    Joel Sherman suggests that the Mets may be taking a look at Pedro. Are they really that desperate to make a splash? This seems to be more of Omar's "outside of the box" thinking. Just think about a lineup of with Sosa and Martinez. Two expensive stars past their primes who are extreme primadonnas. What a cohesive group they would make the clubhouse.

  • Putting Kleenex and Baby Ruth's on the man's grave? Nothing is sacred anymore. Taunting and overweight guy with candy bars.

    "The Boston Red Sox are the greatest team in the history of baseball. Now, we're going to dominate the league."
    -Orlando Cabrera

    Easy Orlando, You may not even be in Boston any more.

    "Cliff Floyd and Manny in the same outfield?" yelled Kevin Millar, who played with Floyd for the Marlins. "I could be a defensive replacement."

  • The Boss wants a seasoned lefty? Well, You can take Tom Glavine and all his salary for Dioneer Navarro + another solid prospect and that would be fine with me. In that case, I'd take Leiter back for one year and the Mets can free up money and another rotation spot for a free agent or maybe in a long shot one of Billy Beane’s boys.

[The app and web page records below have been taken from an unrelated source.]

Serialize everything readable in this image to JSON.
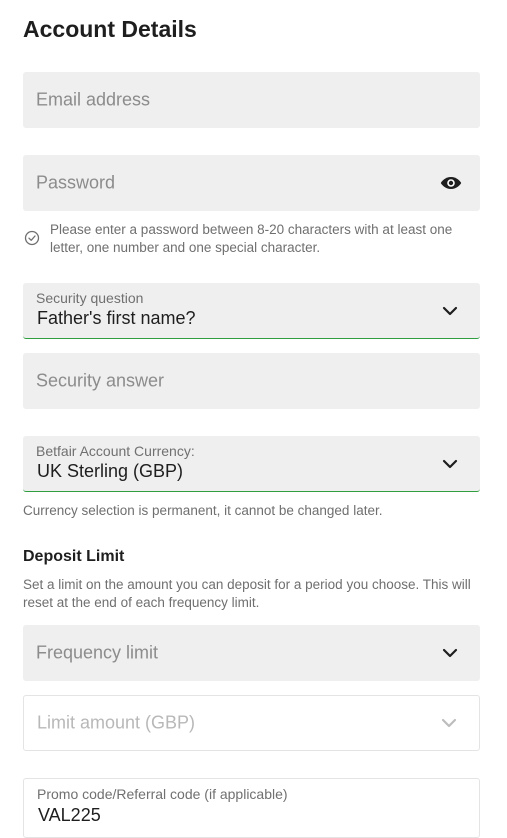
{
  "form": {
    "title": "Account Details",
    "email": {
      "placeholder": "Email address"
    },
    "password": {
      "placeholder": "Password",
      "hint": "Please enter a password between 8-20 characters with at least one letter, one number and one special character."
    },
    "security_question": {
      "label": "Security question",
      "value": "Father's first name?"
    },
    "security_answer": {
      "placeholder": "Security answer"
    },
    "currency": {
      "label": "Betfair Account Currency:",
      "value": "UK Sterling (GBP)",
      "note": "Currency selection is permanent, it cannot be changed later."
    }
  },
  "deposit_limit": {
    "title": "Deposit Limit",
    "description": "Set a limit on the amount you can deposit for a period you choose.  This will reset at the end of each frequency limit.",
    "frequency": {
      "placeholder": "Frequency limit"
    },
    "amount": {
      "placeholder": "Limit amount (GBP)"
    }
  },
  "promo": {
    "label": "Promo code/Referral code (if applicable)",
    "value": "VAL225"
  },
  "icons": {
    "password_toggle": "eye-icon",
    "hint": "check-circle-icon",
    "dropdown": "chevron-down-icon"
  },
  "colors": {
    "field_background": "#efefef",
    "select_underline": "#2e9e3e",
    "text_primary": "#1e1e1e",
    "text_secondary": "#6f6f6f",
    "placeholder": "#8c8c8c"
  }
}
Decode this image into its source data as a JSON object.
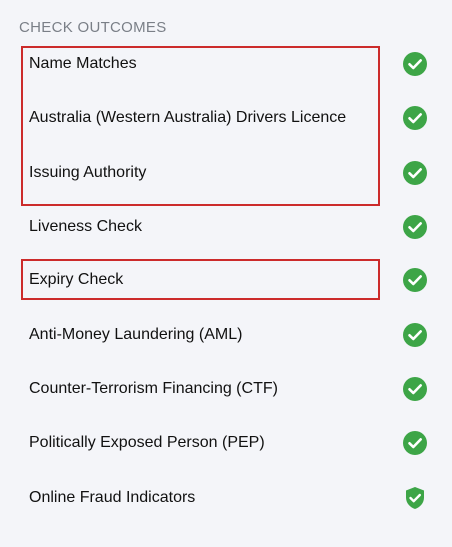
{
  "section": {
    "title": "CHECK OUTCOMES"
  },
  "colors": {
    "success_green": "#3da547",
    "highlight_red": "#cc2b2b",
    "title_gray": "#7a7f87"
  },
  "checks": [
    {
      "label": "Name Matches",
      "status": "passed",
      "icon": "check-circle-icon",
      "highlighted": true
    },
    {
      "label": "Australia (Western Australia) Drivers Licence",
      "status": "passed",
      "icon": "check-circle-icon",
      "highlighted": true
    },
    {
      "label": "Issuing Authority",
      "status": "passed",
      "icon": "check-circle-icon",
      "highlighted": true
    },
    {
      "label": "Liveness Check",
      "status": "passed",
      "icon": "check-circle-icon",
      "highlighted": false
    },
    {
      "label": "Expiry Check",
      "status": "passed",
      "icon": "check-circle-icon",
      "highlighted": true
    },
    {
      "label": "Anti-Money Laundering (AML)",
      "status": "passed",
      "icon": "check-circle-icon",
      "highlighted": false
    },
    {
      "label": "Counter-Terrorism Financing (CTF)",
      "status": "passed",
      "icon": "check-circle-icon",
      "highlighted": false
    },
    {
      "label": "Politically Exposed Person (PEP)",
      "status": "passed",
      "icon": "check-circle-icon",
      "highlighted": false
    },
    {
      "label": "Online Fraud Indicators",
      "status": "passed",
      "icon": "shield-check-icon",
      "highlighted": false
    }
  ]
}
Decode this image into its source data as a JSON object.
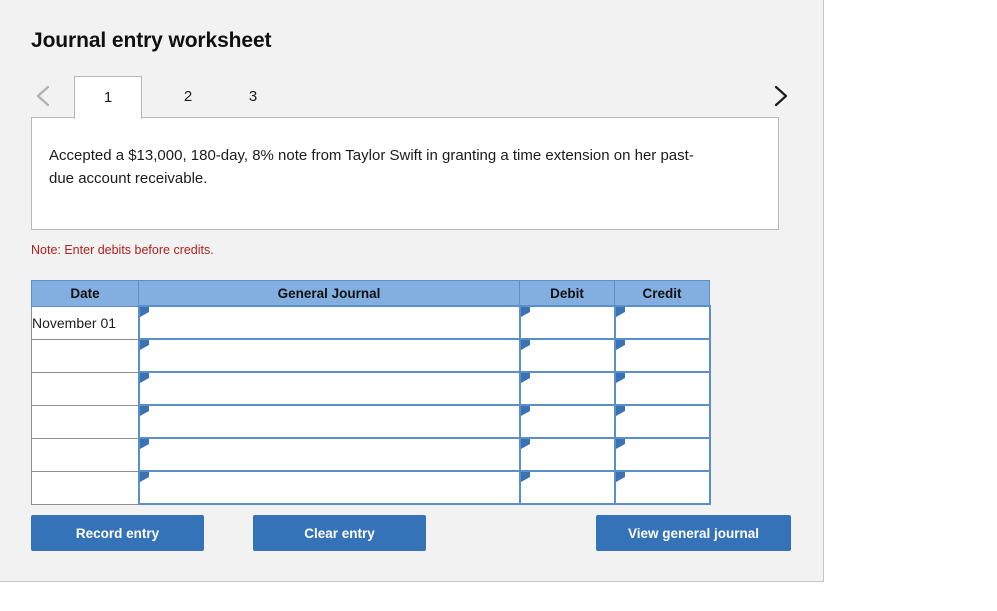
{
  "page": {
    "title": "Journal entry worksheet",
    "background_color": "#f2f2f2",
    "accent_color": "#3573b9",
    "header_color": "#82aee0",
    "note_color": "#b32020"
  },
  "pager": {
    "prev_icon": "chevron-left-icon",
    "next_icon": "chevron-right-icon",
    "prev_enabled": false,
    "next_enabled": true,
    "tabs": [
      {
        "label": "1",
        "active": true
      },
      {
        "label": "2",
        "active": false
      },
      {
        "label": "3",
        "active": false
      }
    ]
  },
  "description": {
    "text": "Accepted a $13,000, 180-day, 8% note from Taylor Swift in granting a time extension on her past-due account receivable."
  },
  "note": {
    "text": "Note: Enter debits before credits."
  },
  "journal": {
    "columns": [
      "Date",
      "General Journal",
      "Debit",
      "Credit"
    ],
    "rows": [
      {
        "date": "November 01",
        "general_journal": "",
        "debit": "",
        "credit": ""
      },
      {
        "date": "",
        "general_journal": "",
        "debit": "",
        "credit": ""
      },
      {
        "date": "",
        "general_journal": "",
        "debit": "",
        "credit": ""
      },
      {
        "date": "",
        "general_journal": "",
        "debit": "",
        "credit": ""
      },
      {
        "date": "",
        "general_journal": "",
        "debit": "",
        "credit": ""
      },
      {
        "date": "",
        "general_journal": "",
        "debit": "",
        "credit": ""
      }
    ]
  },
  "buttons": {
    "record": "Record entry",
    "clear": "Clear entry",
    "view": "View general journal"
  }
}
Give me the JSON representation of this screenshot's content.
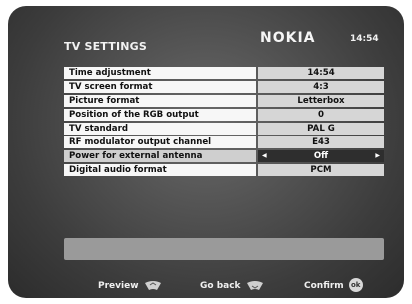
{
  "header": {
    "title": "TV SETTINGS",
    "brand": "NOKIA",
    "time": "14:54"
  },
  "settings": [
    {
      "label": "Time adjustment",
      "value": "14:54"
    },
    {
      "label": "TV screen format",
      "value": "4:3"
    },
    {
      "label": "Picture format",
      "value": "Letterbox"
    },
    {
      "label": "Position of the RGB output",
      "value": "0"
    },
    {
      "label": "TV standard",
      "value": "PAL G"
    },
    {
      "label": "RF modulator output channel",
      "value": "E43"
    },
    {
      "label": "Power for external antenna",
      "value": "Off"
    },
    {
      "label": "Digital audio format",
      "value": "PCM"
    }
  ],
  "footer": {
    "preview": "Preview",
    "go_back": "Go back",
    "confirm": "Confirm",
    "ok": "ok"
  },
  "icons": {
    "left_arrow": "left-arrow-icon",
    "right_arrow": "right-arrow-icon",
    "preview": "preview-remote-icon",
    "go_back": "back-remote-icon",
    "confirm": "ok-button-icon"
  },
  "colors": {
    "selected_value_bg": "#2e2e2e",
    "value_bg": "#d6d6d6",
    "label_bg": "#f7f7f7"
  }
}
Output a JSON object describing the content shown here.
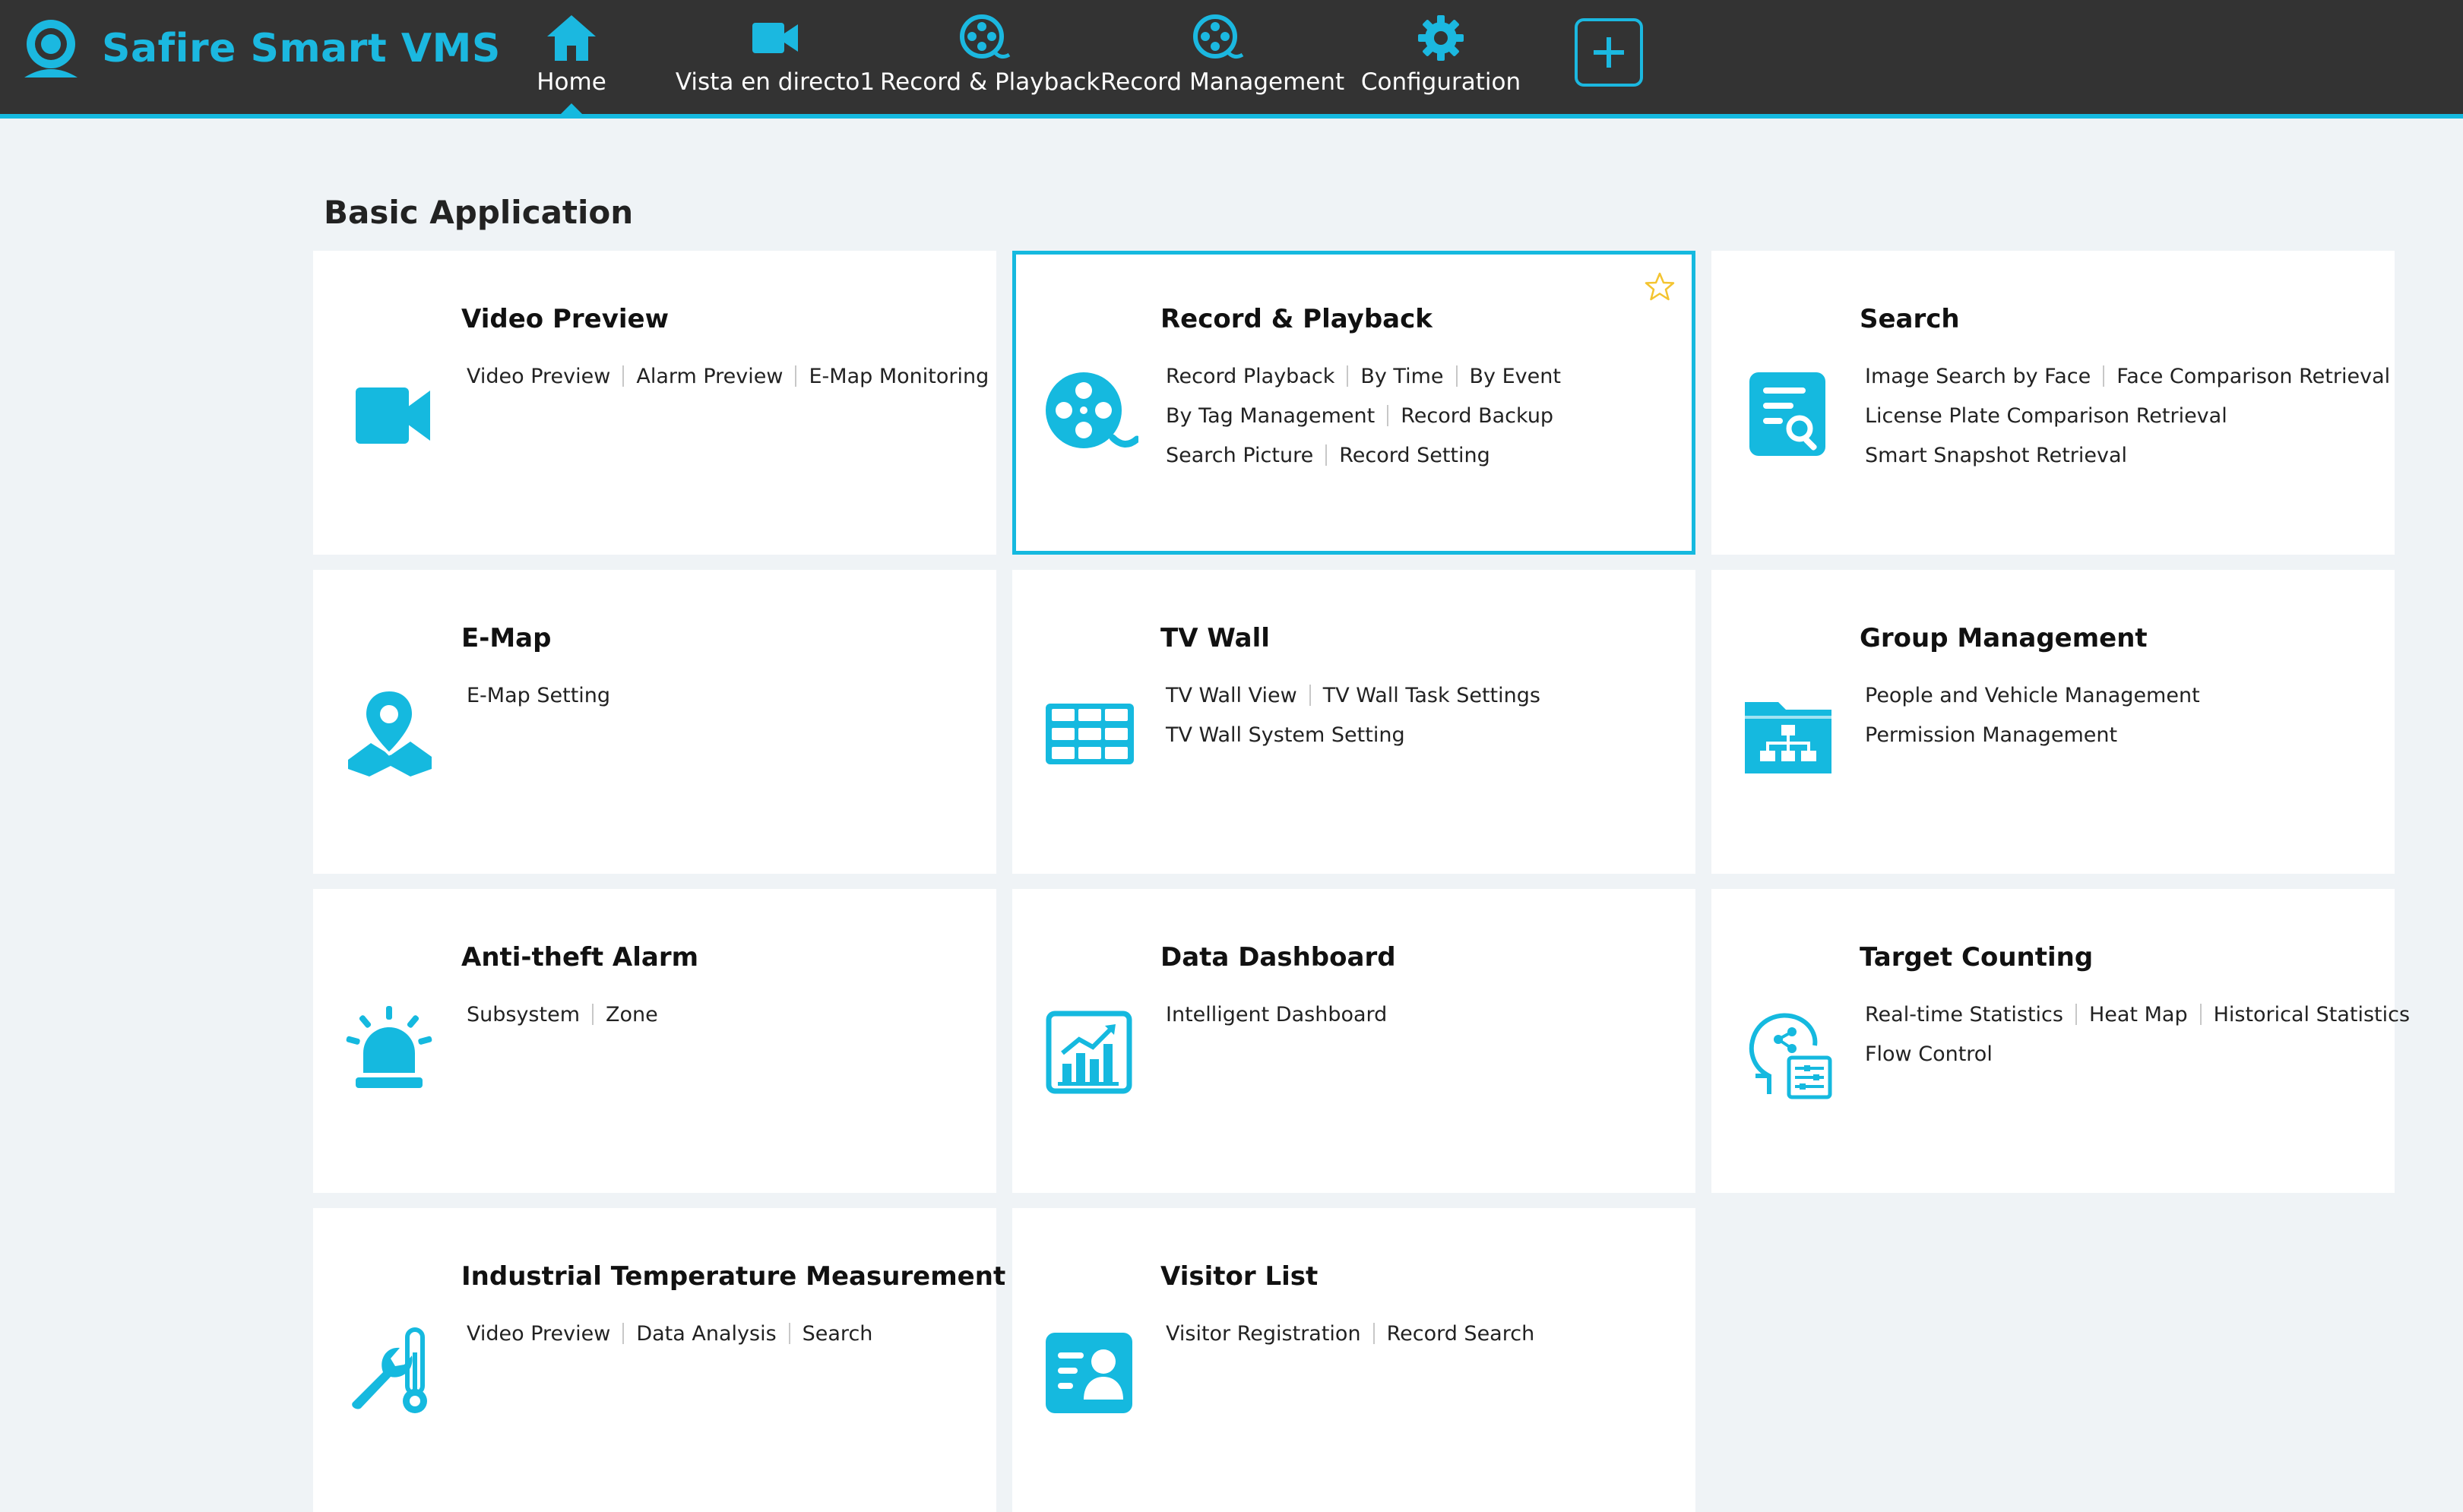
{
  "app": {
    "title": "Safire Smart VMS"
  },
  "colors": {
    "accent": "#15b9df",
    "topbar": "#333333",
    "background": "#eff3f6",
    "star": "#f4c430"
  },
  "nav": {
    "items": [
      {
        "label": "Home",
        "icon": "home-icon",
        "active": true
      },
      {
        "label": "Vista en directo1",
        "icon": "video-camera-icon"
      },
      {
        "label": "Record & Playback",
        "icon": "film-reel-icon"
      },
      {
        "label": "Record Management",
        "icon": "film-reel-icon"
      },
      {
        "label": "Configuration",
        "icon": "gear-icon"
      }
    ],
    "add_icon": "plus-icon"
  },
  "main": {
    "section_title": "Basic Application",
    "cards": [
      {
        "title": "Video Preview",
        "icon": "video-camera-icon",
        "links": [
          [
            "Video Preview",
            "Alarm Preview",
            "E-Map Monitoring"
          ]
        ]
      },
      {
        "title": "Record & Playback",
        "icon": "film-reel-icon",
        "selected": true,
        "favorite_icon": "star-icon",
        "links": [
          [
            "Record Playback",
            "By Time",
            "By Event"
          ],
          [
            "By Tag Management",
            "Record Backup"
          ],
          [
            "Search Picture",
            "Record Setting"
          ]
        ]
      },
      {
        "title": "Search",
        "icon": "document-search-icon",
        "links": [
          [
            "Image Search by Face",
            "Face Comparison Retrieval"
          ],
          [
            "License Plate Comparison Retrieval"
          ],
          [
            "Smart Snapshot Retrieval"
          ]
        ]
      },
      {
        "title": "E-Map",
        "icon": "map-pin-icon",
        "links": [
          [
            "E-Map Setting"
          ]
        ]
      },
      {
        "title": "TV Wall",
        "icon": "video-wall-icon",
        "links": [
          [
            "TV Wall View",
            "TV Wall Task Settings"
          ],
          [
            "TV Wall System Setting"
          ]
        ]
      },
      {
        "title": "Group Management",
        "icon": "folder-hierarchy-icon",
        "links": [
          [
            "People and Vehicle Management"
          ],
          [
            "Permission Management"
          ]
        ]
      },
      {
        "title": "Anti-theft Alarm",
        "icon": "alarm-siren-icon",
        "links": [
          [
            "Subsystem",
            "Zone"
          ]
        ]
      },
      {
        "title": "Data Dashboard",
        "icon": "dashboard-chart-icon",
        "links": [
          [
            "Intelligent Dashboard"
          ]
        ]
      },
      {
        "title": "Target Counting",
        "icon": "head-analytics-icon",
        "links": [
          [
            "Real-time Statistics",
            "Heat Map",
            "Historical Statistics"
          ],
          [
            "Flow Control"
          ]
        ]
      },
      {
        "title": "Industrial Temperature Measurement",
        "icon": "wrench-thermometer-icon",
        "links": [
          [
            "Video Preview",
            "Data Analysis",
            "Search"
          ]
        ]
      },
      {
        "title": "Visitor List",
        "icon": "visitor-card-icon",
        "links": [
          [
            "Visitor Registration",
            "Record Search"
          ]
        ]
      }
    ]
  }
}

  • Baseball America's list of Minor League Free Agents is out. One name that interests me is Graham Koonce, a power hitting left-handed 1b from the Oakland Athletics farm system. He may be worth taking a flyer on. He is a bit old, but has hit 24, 34, and 22 homeruns in consecutive years. He does not hit for a high average, but he manages to sneak out quite a few walks. He had a career high of 133 in 2002 and followed that up with 98 in 2003. In 2004 his walks, homers, and average were down from 2003, but he is an extremely low risk, high reward player. Being that he'll be 30 next season, he should not have many suitors and could provide a contingency plan of sorts in case nothing works out for the Mets at first base for one year or until something better (cough, cough Kendry Morales, cough, cough) presents itself.